For antineutrophil cytoplasm antibody (ANCA)-associated vasculitis patients, rituximab maintenance has a low risk of relapse.

Guillevin L, Pagnoux C, Karras A, et al. for the French Vasculitis Study Group. Rituximab versus Azathioprine for Maintenance in ANCA-Associated Vasculitis. New England Journal of Medicine (2014) 371:1771-1780 doi:10.1056/NEJMoa1404231. Online Nov. 6

Jayne D. Editorial: Extending the Indications for Rituximab in ANCA-Associated Vasculitis.New England Journal of Medicine (2014) 371:1839-1840 doi:10.1056/NEJMe1410394. Online Nov. 6

Rituximab proves superior to azathioprine for maintaining remission in antineutrophil cytoplasm antibody (ANCA)-associated vasculitis, according to new trial results.

The rate of major relapse at month 28 came in at 5% for rituximab (500 mg every 6 months) and 29% for azathioprine, for a hazard ratio of 6.6.

The “real value” of these findings is that a patient has a low risk of relapse with rituximab maintenance, according to an accompanying editorial. Also, immunosuppressive agents and glucocorticoids may not be necessary, and the rituximab-based regimen offers a better opportunity for recovery and rehabilitation.
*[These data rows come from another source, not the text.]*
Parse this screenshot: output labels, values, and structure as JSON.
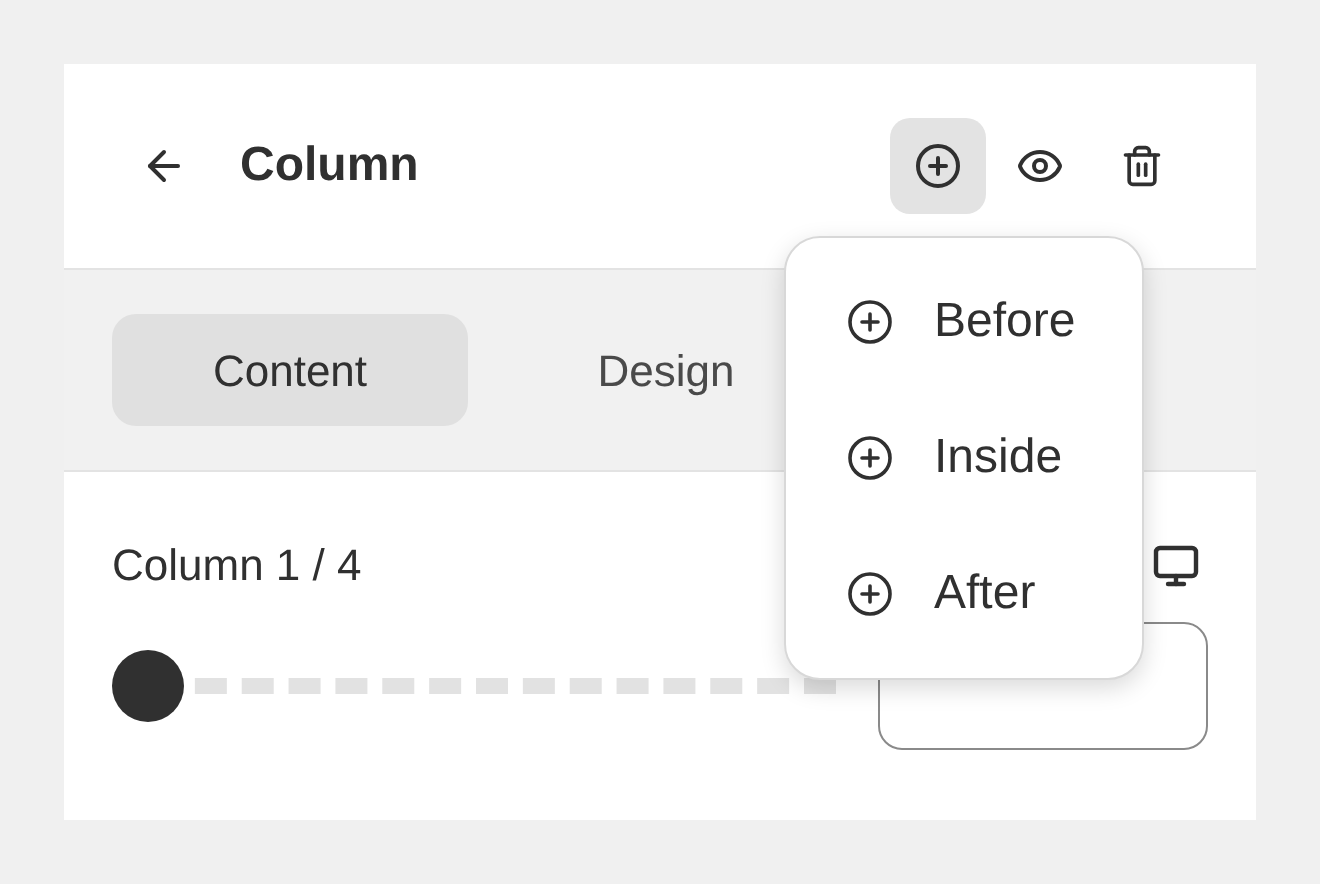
{
  "header": {
    "title": "Column",
    "add_selected": true
  },
  "tabs": [
    {
      "label": "Content",
      "selected": true
    },
    {
      "label": "Design",
      "selected": false
    }
  ],
  "menu": {
    "items": [
      "Before",
      "Inside",
      "After"
    ]
  },
  "column": {
    "label": "Column 1 / 4",
    "level": 0
  }
}
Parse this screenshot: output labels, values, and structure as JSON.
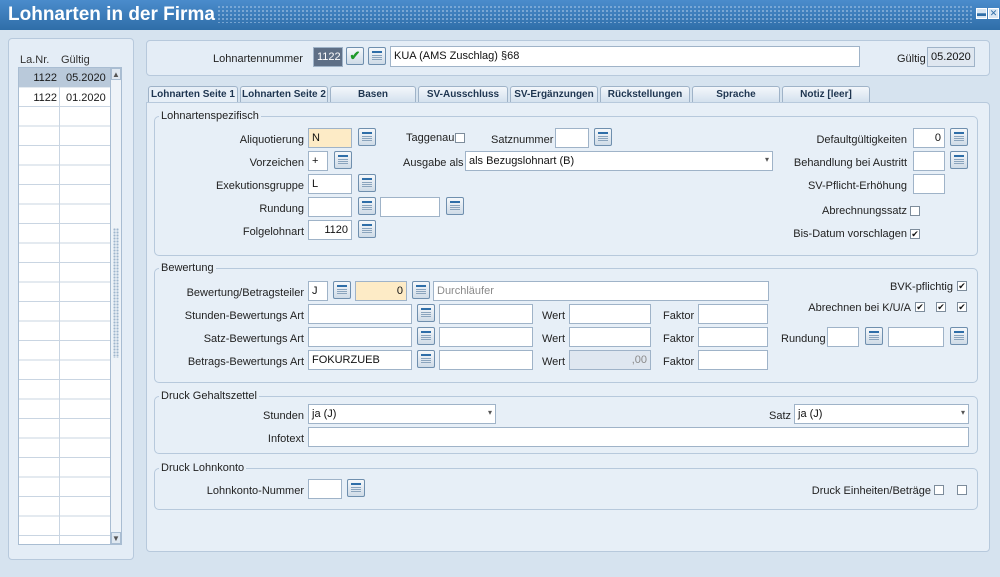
{
  "window": {
    "title": "Lohnarten in der Firma"
  },
  "list": {
    "headers": {
      "nr": "La.Nr.",
      "gueltig": "Gültig"
    },
    "rows": [
      {
        "nr": "1122",
        "date": "05.2020"
      },
      {
        "nr": "1122",
        "date": "01.2020"
      }
    ]
  },
  "header": {
    "nummer_label": "Lohnartennummer",
    "nummer_value": "1122",
    "name_value": "KUA  (AMS Zuschlag) §68",
    "gueltig_label": "Gültig",
    "gueltig_value": "05.2020"
  },
  "tabs": [
    "Lohnarten Seite 1",
    "Lohnarten Seite 2",
    "Basen",
    "SV-Ausschluss",
    "SV-Ergänzungen",
    "Rückstellungen",
    "Sprache",
    "Notiz [leer]"
  ],
  "lohnartenspezifisch": {
    "title": "Lohnartenspezifisch",
    "aliquotierung_label": "Aliquotierung",
    "aliquotierung_value": "N",
    "vorzeichen_label": "Vorzeichen",
    "vorzeichen_value": "+",
    "exekution_label": "Exekutionsgruppe",
    "exekution_value": "L",
    "rundung_label": "Rundung",
    "folgelohnart_label": "Folgelohnart",
    "folgelohnart_value": "1120",
    "taggenau_label": "Taggenau",
    "satznummer_label": "Satznummer",
    "ausgabe_label": "Ausgabe als",
    "ausgabe_value": "als Bezugslohnart (B)",
    "default_label": "Defaultgültigkeiten",
    "default_value": "0",
    "austritt_label": "Behandlung bei Austritt",
    "svpflicht_label": "SV-Pflicht-Erhöhung",
    "abrechnungssatz_label": "Abrechnungssatz",
    "bisdatum_label": "Bis-Datum vorschlagen"
  },
  "bewertung": {
    "title": "Bewertung",
    "betragsteiler_label": "Bewertung/Betragsteiler",
    "betragsteiler_value": "J",
    "betragsteiler_num": "0",
    "betragsteiler_desc": "Durchläufer",
    "stunden_label": "Stunden-Bewertungs Art",
    "satz_label": "Satz-Bewertungs Art",
    "betrag_label": "Betrags-Bewertungs Art",
    "betrag_value": "FOKURZUEB",
    "wert_label": "Wert",
    "faktor_label": "Faktor",
    "betrag_wert_value": ",00",
    "bvk_label": "BVK-pflichtig",
    "abrechnen_label": "Abrechnen bei K/U/A",
    "rundung_label": "Rundung"
  },
  "druck_gehalt": {
    "title": "Druck Gehaltszettel",
    "stunden_label": "Stunden",
    "stunden_value": "ja (J)",
    "satz_label": "Satz",
    "satz_value": "ja (J)",
    "infotext_label": "Infotext"
  },
  "druck_lohnkonto": {
    "title": "Druck Lohnkonto",
    "nummer_label": "Lohnkonto-Nummer",
    "einheiten_label": "Druck Einheiten/Beträge"
  },
  "check_glyph": "✔",
  "dropdown_glyph": "▾",
  "colors": {
    "titlebar": "#3d7fbd",
    "required_field": "#fdebc6",
    "selected_row": "#b9c9da"
  }
}
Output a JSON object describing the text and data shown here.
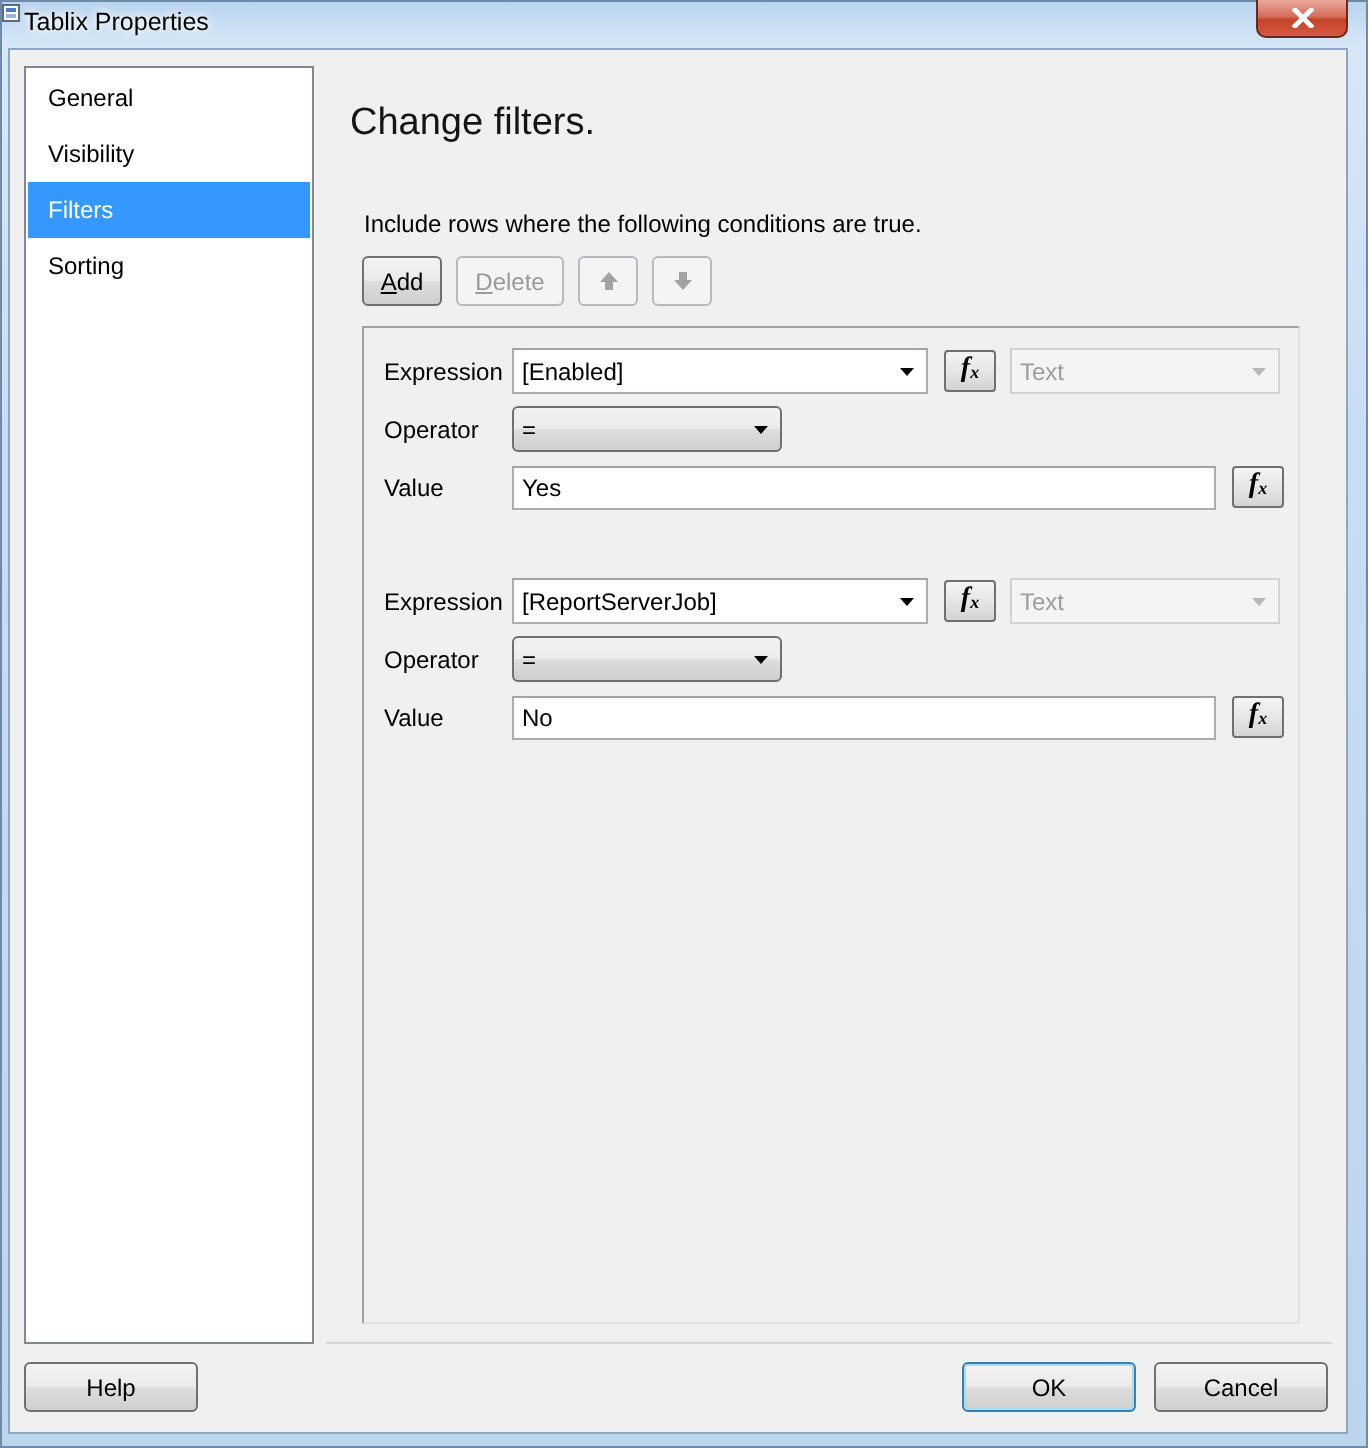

For this trial, 115 patients with newly diagnosed or relapsing granulomatosis with polyangiitis (GPA), microscopic polyangiitis, or renal-limited ANCA-associated vasculitis were in complete remission after treatment with cyclophosphamide and glucocorticoids.

They were randomized to rituximab or azathioprine. Both drugs had an equivalent frequency of severe adverse events. Whether a lower rituximab dose will be equally effective remains to be established.